Readers of this blog know that typically we move along very slowly.We like to take our time and poke along.So why the big hurry?Well, we would like to spend some time this summer cruising in southern New England again.But before we can do that, we have a few projects that we want to do on Pegu Club, we have some medical appointments to take care of in Connecticut, and we want to visit family in Rochester and the west coast.We also want to leave to start heading south much earlier this time – ideally by mid-August.Between all of those things, if we want to have ANY time to cruise our home waters we need to put the pedal to the metal and get north.If we went at our usual slow pace, we’d have to turn around and leave as soon as we arrive!
Honestly though, this pace is working out just fine for us.We wouldn’t want to do it both ways, but we do think that we’ll stick with this strategy in the future – take our time going south while moving quickly north.
We had made it from Great Sale Cay in the Abacos to north of Georgetown, SC in exactly one week – and that included a two night stop in Jacksonville Beach to get rid of our dirty fuel.But now that we were back on the ICW with Oriental and Belhaven coming up, it was time to slow down a bit.
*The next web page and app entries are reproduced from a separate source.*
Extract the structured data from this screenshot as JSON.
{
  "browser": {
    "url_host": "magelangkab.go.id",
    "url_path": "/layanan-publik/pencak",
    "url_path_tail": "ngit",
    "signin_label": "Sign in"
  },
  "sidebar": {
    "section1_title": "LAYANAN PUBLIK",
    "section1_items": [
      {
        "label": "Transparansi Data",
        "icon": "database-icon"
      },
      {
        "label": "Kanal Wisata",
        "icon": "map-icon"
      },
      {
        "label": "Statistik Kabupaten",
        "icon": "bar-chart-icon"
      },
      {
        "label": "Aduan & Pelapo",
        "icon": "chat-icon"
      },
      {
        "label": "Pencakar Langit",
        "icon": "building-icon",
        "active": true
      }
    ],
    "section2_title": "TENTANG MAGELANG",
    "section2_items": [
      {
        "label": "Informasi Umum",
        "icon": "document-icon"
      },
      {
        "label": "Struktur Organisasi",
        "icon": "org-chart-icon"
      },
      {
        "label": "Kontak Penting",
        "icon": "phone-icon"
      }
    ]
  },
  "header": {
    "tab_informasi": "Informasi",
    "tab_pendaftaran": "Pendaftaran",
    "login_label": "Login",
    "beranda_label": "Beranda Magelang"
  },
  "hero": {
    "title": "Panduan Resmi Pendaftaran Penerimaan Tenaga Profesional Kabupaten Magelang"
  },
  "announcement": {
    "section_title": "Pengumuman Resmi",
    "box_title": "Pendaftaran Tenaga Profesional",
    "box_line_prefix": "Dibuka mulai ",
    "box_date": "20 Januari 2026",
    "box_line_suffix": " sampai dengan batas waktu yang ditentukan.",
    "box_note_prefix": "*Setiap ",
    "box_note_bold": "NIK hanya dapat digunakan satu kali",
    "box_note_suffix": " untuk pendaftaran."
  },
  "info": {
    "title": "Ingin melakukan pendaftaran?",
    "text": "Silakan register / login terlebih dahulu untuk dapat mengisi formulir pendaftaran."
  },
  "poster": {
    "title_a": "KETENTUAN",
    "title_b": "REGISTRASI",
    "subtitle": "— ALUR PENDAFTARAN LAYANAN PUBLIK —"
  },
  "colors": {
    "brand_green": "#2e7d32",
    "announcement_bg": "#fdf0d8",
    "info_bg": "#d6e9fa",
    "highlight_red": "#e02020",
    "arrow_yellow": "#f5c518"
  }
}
The days leading up to our arrival in Oriental were uneventful, save for one thunderstorm shortly after we left Cow House Creek.We had the anchorage in Calabash Creek to ourselves that night which was quite a change from when we stopped there in the fall!
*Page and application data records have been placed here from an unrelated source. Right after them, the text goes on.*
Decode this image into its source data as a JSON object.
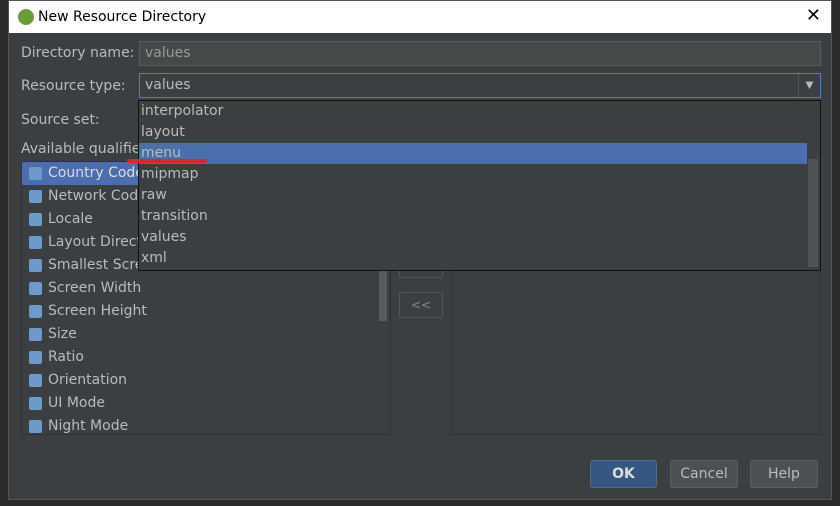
{
  "window": {
    "title": "New Resource Directory",
    "close": "✕"
  },
  "form": {
    "directory_name_label": "Directory name:",
    "directory_name_value": "values",
    "resource_type_label": "Resource type:",
    "resource_type_value": "values",
    "source_set_label": "Source set:",
    "available_qualifiers_label": "Available qualifiers:"
  },
  "qualifiers": [
    "Country Code",
    "Network Code",
    "Locale",
    "Layout Direction",
    "Smallest Screen Width",
    "Screen Width",
    "Screen Height",
    "Size",
    "Ratio",
    "Orientation",
    "UI Mode",
    "Night Mode"
  ],
  "dropdown_options": [
    "interpolator",
    "layout",
    "menu",
    "mipmap",
    "raw",
    "transition",
    "values",
    "xml"
  ],
  "dropdown_highlighted": "menu",
  "move_buttons": {
    "add": ">>",
    "remove": "<<"
  },
  "buttons": {
    "ok": "OK",
    "cancel": "Cancel",
    "help": "Help"
  },
  "colors": {
    "accent": "#4b6eaf",
    "annotation": "#e32222",
    "background": "#3c3f41"
  }
}
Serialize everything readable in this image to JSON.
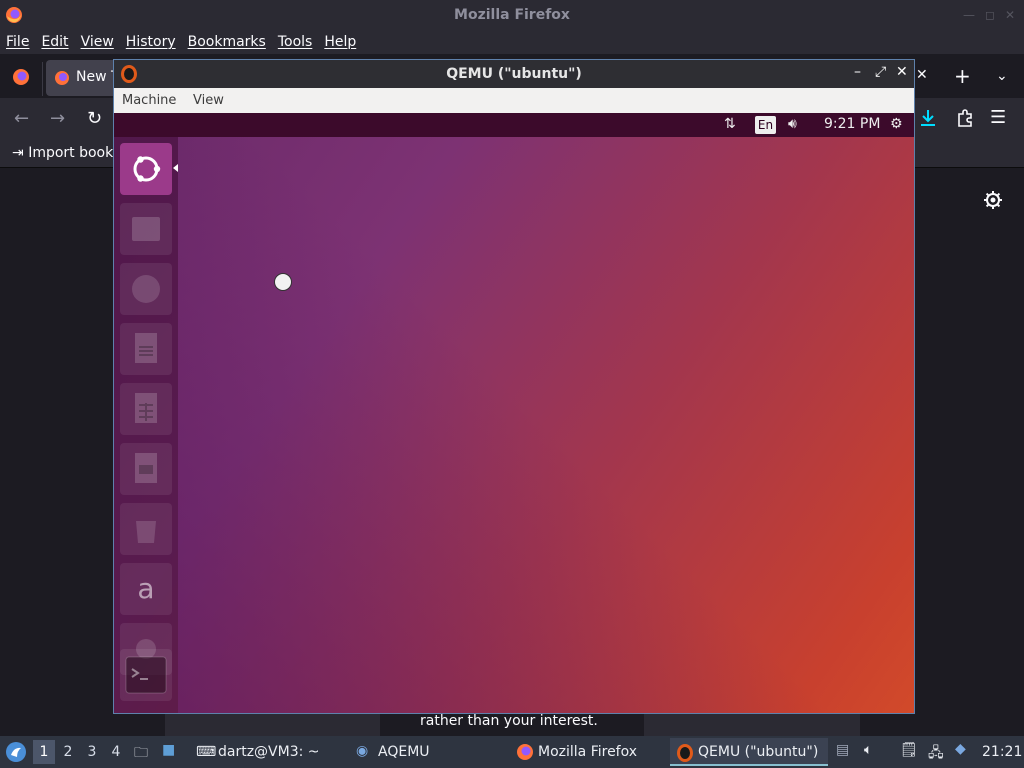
{
  "firefox": {
    "window_title": "Mozilla Firefox",
    "menu": [
      "File",
      "Edit",
      "View",
      "History",
      "Bookmarks",
      "Tools",
      "Help"
    ],
    "tab_label": "New Tab",
    "bookmarks_toolbar": {
      "import_label": "Import bookmarks..."
    },
    "content_snippet": "rather than your interest."
  },
  "qemu": {
    "window_title": "QEMU (\"ubuntu\")",
    "menu": [
      "Machine",
      "View"
    ],
    "guest": {
      "language_indicator": "En",
      "clock": "9:21 PM",
      "launcher_items": [
        "ubuntu-dash-icon",
        "files-icon",
        "firefox-icon",
        "writer-icon",
        "calc-icon",
        "impress-icon",
        "software-center-icon",
        "amazon-icon",
        "system-settings-icon",
        "terminal-icon"
      ]
    }
  },
  "taskbar": {
    "workspaces": [
      "1",
      "2",
      "3",
      "4"
    ],
    "active_workspace": "1",
    "tasks": [
      {
        "label": "dartz@VM3: ~",
        "icon": "terminal-icon"
      },
      {
        "label": "AQEMU",
        "icon": "aqemu-icon"
      },
      {
        "label": "Mozilla Firefox",
        "icon": "firefox-icon"
      },
      {
        "label": "QEMU (\"ubuntu\")",
        "icon": "qemu-icon"
      }
    ],
    "clock": "21:21"
  },
  "colors": {
    "firefox_chrome": "#2b2a33",
    "firefox_bg": "#1c1b22",
    "qemu_border": "#5e81ac",
    "ubuntu_topbar": "#3c0a2b",
    "ubuntu_dash": "#9b3a8a",
    "taskbar_bg": "#2e3440"
  }
}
The next day’s adventure came when we pulled up to a fuel dock at a marina in Southport, NC. The wind had been light all day until our arrival.I should have docked with the bow into the wind but I didn’t, and the wind steadily increased during the 20 minutes we were there.By the time we were ready to leave, it was honking on our stern at 20 knots.Hmm.What to do? Continue reading “Time to slow down a bit.”→
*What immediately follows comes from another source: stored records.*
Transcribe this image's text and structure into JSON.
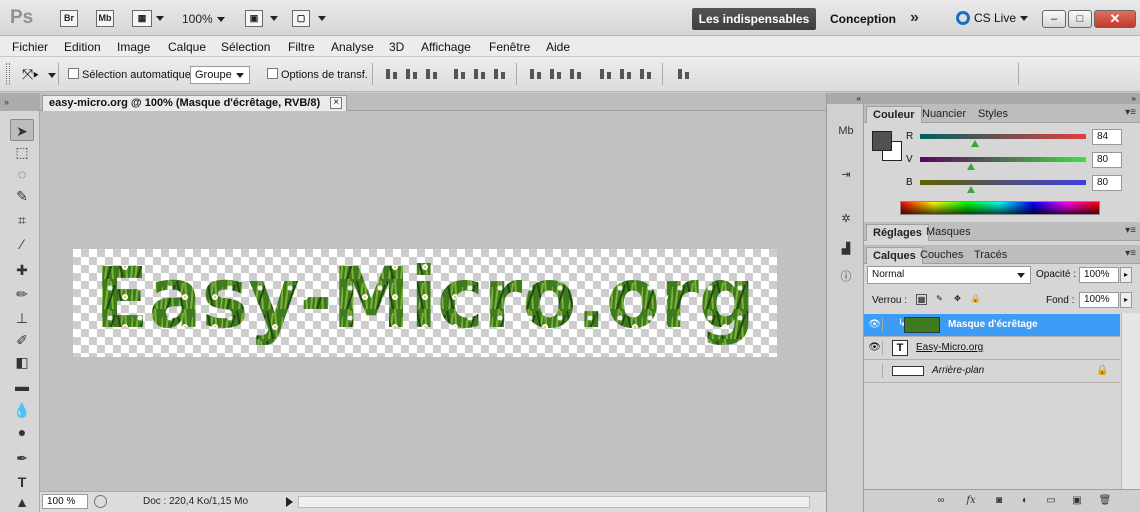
{
  "appbar": {
    "logo": "Ps",
    "bridge_label": "Br",
    "minibridge_label": "Mb",
    "zoom": "100%",
    "workspace_active": "Les indispensables",
    "workspace_other": "Conception",
    "more": "»",
    "cslive": "CS Live",
    "minimize": "–",
    "maximize": "□",
    "close": "✕"
  },
  "menu": [
    "Fichier",
    "Edition",
    "Image",
    "Calque",
    "Sélection",
    "Filtre",
    "Analyse",
    "3D",
    "Affichage",
    "Fenêtre",
    "Aide"
  ],
  "options": {
    "auto_select_label": "Sélection automatique :",
    "auto_select_value": "Groupe",
    "transform_label": "Options de transf."
  },
  "document": {
    "tab_title": "easy-micro.org @ 100% (Masque d'écrêtage, RVB/8)",
    "canvas_text": "Easy-Micro.org"
  },
  "status": {
    "zoom": "100 %",
    "doc_info": "Doc : 220,4 Ko/1,15 Mo"
  },
  "color_panel": {
    "tabs": [
      "Couleur",
      "Nuancier",
      "Styles"
    ],
    "channels": [
      {
        "label": "R",
        "value": "84",
        "fraction": 0.33,
        "color_from": "#006060",
        "color_to": "#e04040"
      },
      {
        "label": "V",
        "value": "80",
        "fraction": 0.31,
        "color_from": "#600060",
        "color_to": "#40e040"
      },
      {
        "label": "B",
        "value": "80",
        "fraction": 0.31,
        "color_from": "#606000",
        "color_to": "#4040e0"
      }
    ],
    "fg_color": "#545050",
    "bg_color": "#ffffff"
  },
  "adjust_panel": {
    "tabs": [
      "Réglages",
      "Masques"
    ]
  },
  "layers_panel": {
    "tabs": [
      "Calques",
      "Couches",
      "Tracés"
    ],
    "blend_mode": "Normal",
    "opacity_label": "Opacité :",
    "opacity": "100%",
    "lock_label": "Verrou :",
    "fill_label": "Fond :",
    "fill": "100%",
    "layers": [
      {
        "name": "Masque d'écrêtage",
        "selected": true,
        "visible": true
      },
      {
        "name": "Easy-Micro.org",
        "selected": false,
        "visible": true
      },
      {
        "name": "Arrière-plan",
        "selected": false,
        "visible": false
      }
    ]
  },
  "accent": "#3d9cf5"
}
After enjoying a peaceful night with the dock to ourselves, we were able to sleep in a bit before untying the lines and continuing our journey down the Dismal Swamp Canal. All of the people we had entered the first lock with on the previous day had traveled farther than we did, allowing them to make the 8:30 a.m. exiting lock. With 14 statute miles to go there was no way we could be there in time, so we puttered down the waterway enjoying the feeling of having it all to ourselves.
I forgot to mention in the last post that on our way from Deltaville to Hampton, a yellow warbler came and joined us for a little while.The winds were in the high teens and all of a sudden this cute little bird landed on our coaming next to where I was sitting.We figured he was looking for a break from the wind.He hopped off the coaming and onto my leg, and then onto my arm.I don’t think he realized that I wasn’t a piece of furniture, and I stayed stock still.
He flew inside the cabin, much to our dismay, but then a few minutes later he flew out and tried to land on the engine shift lever.That didn’t give him enough grip, so he headed for the other coaming when – WHOOSH! – he got a bit too close to the wind and he blew away.Poor little thing.I wish I had my camera.He was really quite cute.Now back to our regularly scheduled programming.
We had a good trip to Connecticut, albeit a long drive.Jeff received a six month reprieve from the cardiologist assuming nothing changes, and we had a great time visiting my aunt in Charlottesville and several friends in Connecticut.I was a little concerned that after sleeping in a queen size bed, enjoying daily unlimited hot showers, and hanging out in something larger than our Pegu Club we might be reluctant to go back.That didn’t happen though.We missed her and the lifestyle that we are rapidly adjusting to, and were quite excited to be heading back on Tuesday.After spending one additional day in the marina, we were off bright and early on Thursday to officially begin our journey down the ICW. Continue reading “Two months later, we’ve passed mile zero.”→